* Stored data:
Segment Open

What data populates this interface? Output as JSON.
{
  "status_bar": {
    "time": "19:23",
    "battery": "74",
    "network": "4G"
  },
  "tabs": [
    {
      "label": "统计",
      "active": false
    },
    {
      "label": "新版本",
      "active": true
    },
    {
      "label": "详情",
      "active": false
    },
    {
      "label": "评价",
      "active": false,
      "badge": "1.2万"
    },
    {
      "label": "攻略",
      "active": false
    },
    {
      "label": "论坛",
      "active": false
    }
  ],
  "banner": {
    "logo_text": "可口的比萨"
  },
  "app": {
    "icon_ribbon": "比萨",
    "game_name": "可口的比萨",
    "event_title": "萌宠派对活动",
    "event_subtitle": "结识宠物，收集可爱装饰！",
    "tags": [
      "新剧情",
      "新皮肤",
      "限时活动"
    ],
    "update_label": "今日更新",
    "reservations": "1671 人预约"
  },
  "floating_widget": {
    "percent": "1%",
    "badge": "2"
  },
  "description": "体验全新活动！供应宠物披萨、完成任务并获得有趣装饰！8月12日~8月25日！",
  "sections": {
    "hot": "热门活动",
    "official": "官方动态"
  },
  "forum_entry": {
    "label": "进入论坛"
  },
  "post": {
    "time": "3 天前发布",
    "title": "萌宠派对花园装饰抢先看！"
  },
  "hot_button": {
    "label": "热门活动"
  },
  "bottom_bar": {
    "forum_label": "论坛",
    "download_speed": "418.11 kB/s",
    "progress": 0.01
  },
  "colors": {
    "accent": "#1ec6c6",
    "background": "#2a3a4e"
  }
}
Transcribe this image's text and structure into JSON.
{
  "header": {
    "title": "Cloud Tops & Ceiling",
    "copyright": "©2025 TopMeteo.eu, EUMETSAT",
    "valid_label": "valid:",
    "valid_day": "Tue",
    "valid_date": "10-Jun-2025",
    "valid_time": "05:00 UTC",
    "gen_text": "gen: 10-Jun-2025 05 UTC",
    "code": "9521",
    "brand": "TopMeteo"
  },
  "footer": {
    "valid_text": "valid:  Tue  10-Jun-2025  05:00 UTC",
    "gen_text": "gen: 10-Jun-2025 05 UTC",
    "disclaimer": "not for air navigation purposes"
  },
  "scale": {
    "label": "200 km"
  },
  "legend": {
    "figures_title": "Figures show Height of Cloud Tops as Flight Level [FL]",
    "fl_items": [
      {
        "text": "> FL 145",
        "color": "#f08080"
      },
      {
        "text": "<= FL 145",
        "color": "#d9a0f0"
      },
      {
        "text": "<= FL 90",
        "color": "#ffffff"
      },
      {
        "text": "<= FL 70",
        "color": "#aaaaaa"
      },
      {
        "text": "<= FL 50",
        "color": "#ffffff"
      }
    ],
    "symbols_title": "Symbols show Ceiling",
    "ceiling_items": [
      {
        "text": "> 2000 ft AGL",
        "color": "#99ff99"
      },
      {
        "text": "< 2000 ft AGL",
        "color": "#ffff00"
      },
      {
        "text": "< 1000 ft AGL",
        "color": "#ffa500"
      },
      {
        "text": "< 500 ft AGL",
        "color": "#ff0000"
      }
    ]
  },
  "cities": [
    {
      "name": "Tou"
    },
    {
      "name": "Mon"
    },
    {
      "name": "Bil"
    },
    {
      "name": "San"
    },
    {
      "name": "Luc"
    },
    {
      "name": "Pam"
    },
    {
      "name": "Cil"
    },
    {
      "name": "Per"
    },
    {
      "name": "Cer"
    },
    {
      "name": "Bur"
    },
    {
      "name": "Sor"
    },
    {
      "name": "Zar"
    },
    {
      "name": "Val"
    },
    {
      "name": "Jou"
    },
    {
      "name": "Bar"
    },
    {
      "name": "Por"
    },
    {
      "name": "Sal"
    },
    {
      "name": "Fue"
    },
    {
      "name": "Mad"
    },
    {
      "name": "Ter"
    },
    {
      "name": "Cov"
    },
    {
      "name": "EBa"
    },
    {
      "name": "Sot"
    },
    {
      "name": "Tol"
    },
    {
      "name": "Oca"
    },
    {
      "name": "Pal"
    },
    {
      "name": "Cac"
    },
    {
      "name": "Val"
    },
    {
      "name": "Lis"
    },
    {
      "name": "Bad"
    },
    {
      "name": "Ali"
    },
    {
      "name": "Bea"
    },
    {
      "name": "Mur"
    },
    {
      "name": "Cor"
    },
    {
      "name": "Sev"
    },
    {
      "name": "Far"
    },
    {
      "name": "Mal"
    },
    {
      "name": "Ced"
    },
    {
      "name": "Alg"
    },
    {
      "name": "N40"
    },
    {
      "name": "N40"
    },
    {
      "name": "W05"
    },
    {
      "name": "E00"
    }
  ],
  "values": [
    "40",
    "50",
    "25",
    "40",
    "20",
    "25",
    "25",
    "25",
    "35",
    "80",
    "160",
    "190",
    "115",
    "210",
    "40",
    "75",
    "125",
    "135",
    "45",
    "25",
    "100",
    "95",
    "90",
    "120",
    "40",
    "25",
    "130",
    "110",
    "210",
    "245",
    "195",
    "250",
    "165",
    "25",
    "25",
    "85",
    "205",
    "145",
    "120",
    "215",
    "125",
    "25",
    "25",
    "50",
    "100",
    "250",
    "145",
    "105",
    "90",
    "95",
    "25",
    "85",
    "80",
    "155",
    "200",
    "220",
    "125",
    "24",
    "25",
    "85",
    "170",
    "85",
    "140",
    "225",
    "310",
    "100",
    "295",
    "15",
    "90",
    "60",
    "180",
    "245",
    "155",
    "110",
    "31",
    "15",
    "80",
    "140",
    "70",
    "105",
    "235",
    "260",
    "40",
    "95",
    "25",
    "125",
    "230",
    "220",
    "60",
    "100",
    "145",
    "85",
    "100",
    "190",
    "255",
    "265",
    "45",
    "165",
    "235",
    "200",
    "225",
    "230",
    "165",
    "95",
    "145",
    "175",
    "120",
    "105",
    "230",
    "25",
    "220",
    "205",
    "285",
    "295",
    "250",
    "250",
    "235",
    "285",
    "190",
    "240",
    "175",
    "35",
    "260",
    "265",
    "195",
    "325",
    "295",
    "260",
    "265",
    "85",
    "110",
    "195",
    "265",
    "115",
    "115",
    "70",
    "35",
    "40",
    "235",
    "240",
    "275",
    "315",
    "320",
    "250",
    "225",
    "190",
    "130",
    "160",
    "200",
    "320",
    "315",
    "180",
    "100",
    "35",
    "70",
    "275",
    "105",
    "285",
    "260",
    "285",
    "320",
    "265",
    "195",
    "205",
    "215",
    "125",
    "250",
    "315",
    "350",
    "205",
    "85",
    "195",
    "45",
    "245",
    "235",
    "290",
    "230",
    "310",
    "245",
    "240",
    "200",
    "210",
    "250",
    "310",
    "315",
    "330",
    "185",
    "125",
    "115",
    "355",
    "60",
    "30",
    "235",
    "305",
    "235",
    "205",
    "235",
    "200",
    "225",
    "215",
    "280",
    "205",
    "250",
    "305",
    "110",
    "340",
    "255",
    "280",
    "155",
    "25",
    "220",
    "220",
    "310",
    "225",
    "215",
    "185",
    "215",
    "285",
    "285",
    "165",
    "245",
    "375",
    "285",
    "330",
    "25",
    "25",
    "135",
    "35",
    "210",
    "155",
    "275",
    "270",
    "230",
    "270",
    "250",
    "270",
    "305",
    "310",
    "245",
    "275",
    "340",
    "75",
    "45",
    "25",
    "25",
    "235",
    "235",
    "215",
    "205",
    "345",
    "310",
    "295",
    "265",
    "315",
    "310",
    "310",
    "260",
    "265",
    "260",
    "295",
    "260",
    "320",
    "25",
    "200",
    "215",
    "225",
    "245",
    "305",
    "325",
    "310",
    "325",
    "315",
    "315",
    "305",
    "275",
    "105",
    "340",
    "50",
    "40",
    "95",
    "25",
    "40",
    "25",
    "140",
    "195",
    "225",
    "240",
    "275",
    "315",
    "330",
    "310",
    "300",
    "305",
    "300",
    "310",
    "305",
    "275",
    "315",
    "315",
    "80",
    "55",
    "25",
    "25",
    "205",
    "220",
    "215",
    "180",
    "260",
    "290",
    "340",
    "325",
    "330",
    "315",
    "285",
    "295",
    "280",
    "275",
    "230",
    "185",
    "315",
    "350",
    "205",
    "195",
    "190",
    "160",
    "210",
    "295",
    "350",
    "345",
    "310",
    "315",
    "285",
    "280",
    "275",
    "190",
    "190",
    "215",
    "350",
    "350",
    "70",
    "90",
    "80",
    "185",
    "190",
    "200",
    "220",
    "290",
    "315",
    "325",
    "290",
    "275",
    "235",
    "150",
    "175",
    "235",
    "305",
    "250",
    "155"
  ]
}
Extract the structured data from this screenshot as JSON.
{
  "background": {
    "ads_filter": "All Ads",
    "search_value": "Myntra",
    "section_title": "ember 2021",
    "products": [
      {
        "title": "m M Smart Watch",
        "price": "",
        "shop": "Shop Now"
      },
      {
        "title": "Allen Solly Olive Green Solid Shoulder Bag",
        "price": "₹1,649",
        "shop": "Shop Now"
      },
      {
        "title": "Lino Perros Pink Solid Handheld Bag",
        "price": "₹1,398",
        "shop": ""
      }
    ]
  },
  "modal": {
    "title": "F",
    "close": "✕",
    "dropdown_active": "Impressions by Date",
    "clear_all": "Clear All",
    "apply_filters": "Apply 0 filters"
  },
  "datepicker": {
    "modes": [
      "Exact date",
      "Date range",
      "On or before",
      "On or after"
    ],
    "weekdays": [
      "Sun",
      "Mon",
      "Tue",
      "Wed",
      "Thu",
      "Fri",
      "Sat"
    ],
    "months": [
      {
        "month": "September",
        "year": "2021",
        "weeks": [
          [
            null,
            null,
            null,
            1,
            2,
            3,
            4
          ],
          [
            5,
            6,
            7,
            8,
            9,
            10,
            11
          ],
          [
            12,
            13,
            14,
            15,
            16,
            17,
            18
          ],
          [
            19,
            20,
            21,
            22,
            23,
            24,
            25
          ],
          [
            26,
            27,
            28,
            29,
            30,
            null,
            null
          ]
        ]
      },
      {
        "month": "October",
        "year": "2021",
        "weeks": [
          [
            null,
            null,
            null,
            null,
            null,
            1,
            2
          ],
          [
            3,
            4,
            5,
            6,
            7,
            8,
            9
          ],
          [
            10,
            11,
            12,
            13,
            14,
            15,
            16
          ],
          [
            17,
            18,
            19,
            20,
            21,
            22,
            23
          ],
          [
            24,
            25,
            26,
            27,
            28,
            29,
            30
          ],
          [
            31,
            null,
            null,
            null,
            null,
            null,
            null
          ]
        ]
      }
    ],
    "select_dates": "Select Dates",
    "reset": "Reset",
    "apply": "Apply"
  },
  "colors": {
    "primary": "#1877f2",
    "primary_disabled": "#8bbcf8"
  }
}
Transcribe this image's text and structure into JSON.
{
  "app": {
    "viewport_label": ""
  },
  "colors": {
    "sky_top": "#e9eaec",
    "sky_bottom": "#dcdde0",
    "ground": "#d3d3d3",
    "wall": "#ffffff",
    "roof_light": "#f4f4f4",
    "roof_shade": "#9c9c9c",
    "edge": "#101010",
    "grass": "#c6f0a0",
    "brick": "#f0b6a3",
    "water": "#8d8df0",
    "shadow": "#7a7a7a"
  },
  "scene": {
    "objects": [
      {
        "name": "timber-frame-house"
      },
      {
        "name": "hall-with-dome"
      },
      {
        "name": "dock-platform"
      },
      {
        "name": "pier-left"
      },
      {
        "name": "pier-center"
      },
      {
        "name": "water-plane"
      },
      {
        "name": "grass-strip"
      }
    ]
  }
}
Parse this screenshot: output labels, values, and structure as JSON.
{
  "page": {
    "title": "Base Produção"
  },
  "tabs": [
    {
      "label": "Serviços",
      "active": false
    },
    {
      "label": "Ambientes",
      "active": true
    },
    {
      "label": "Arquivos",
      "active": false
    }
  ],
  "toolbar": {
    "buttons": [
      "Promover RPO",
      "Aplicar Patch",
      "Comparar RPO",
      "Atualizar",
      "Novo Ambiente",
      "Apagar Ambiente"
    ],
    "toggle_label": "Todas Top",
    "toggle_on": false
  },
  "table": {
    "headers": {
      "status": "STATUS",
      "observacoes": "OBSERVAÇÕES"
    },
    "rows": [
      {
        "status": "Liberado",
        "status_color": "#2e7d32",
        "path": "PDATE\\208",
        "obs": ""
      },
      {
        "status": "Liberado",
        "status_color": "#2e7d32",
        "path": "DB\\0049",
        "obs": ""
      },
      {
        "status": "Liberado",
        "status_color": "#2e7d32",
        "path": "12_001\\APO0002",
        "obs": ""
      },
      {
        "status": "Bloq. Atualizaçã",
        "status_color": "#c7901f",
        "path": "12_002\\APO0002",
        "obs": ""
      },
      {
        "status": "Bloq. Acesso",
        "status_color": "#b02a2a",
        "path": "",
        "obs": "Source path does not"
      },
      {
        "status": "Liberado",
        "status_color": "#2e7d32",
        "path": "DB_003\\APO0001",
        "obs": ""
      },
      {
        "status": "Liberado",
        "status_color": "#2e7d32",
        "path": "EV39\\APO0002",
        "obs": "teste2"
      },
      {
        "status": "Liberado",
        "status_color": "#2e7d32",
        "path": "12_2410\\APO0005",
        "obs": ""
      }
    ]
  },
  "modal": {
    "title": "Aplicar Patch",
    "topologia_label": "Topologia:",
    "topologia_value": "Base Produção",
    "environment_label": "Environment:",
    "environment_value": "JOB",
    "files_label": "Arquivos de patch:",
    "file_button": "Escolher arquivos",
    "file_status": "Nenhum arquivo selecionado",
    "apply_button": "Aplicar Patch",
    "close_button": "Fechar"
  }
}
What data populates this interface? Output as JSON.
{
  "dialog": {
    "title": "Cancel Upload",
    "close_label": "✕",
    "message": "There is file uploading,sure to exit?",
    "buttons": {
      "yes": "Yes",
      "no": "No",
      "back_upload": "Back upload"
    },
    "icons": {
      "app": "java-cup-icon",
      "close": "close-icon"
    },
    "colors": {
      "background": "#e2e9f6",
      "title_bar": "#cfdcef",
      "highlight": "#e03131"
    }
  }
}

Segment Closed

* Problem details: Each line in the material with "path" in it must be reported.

* Task solution:
        "path": "PDATE\\208",
        "path": "DB\\0049",
        "path": "12_001\\APO0002",
        "path": "12_002\\APO0002",
        "path": "",
        "obs": "Source path does not"
        "path": "DB_003\\APO0001",
        "path": "EV39\\APO0002",
        "path": "12_2410\\APO0005",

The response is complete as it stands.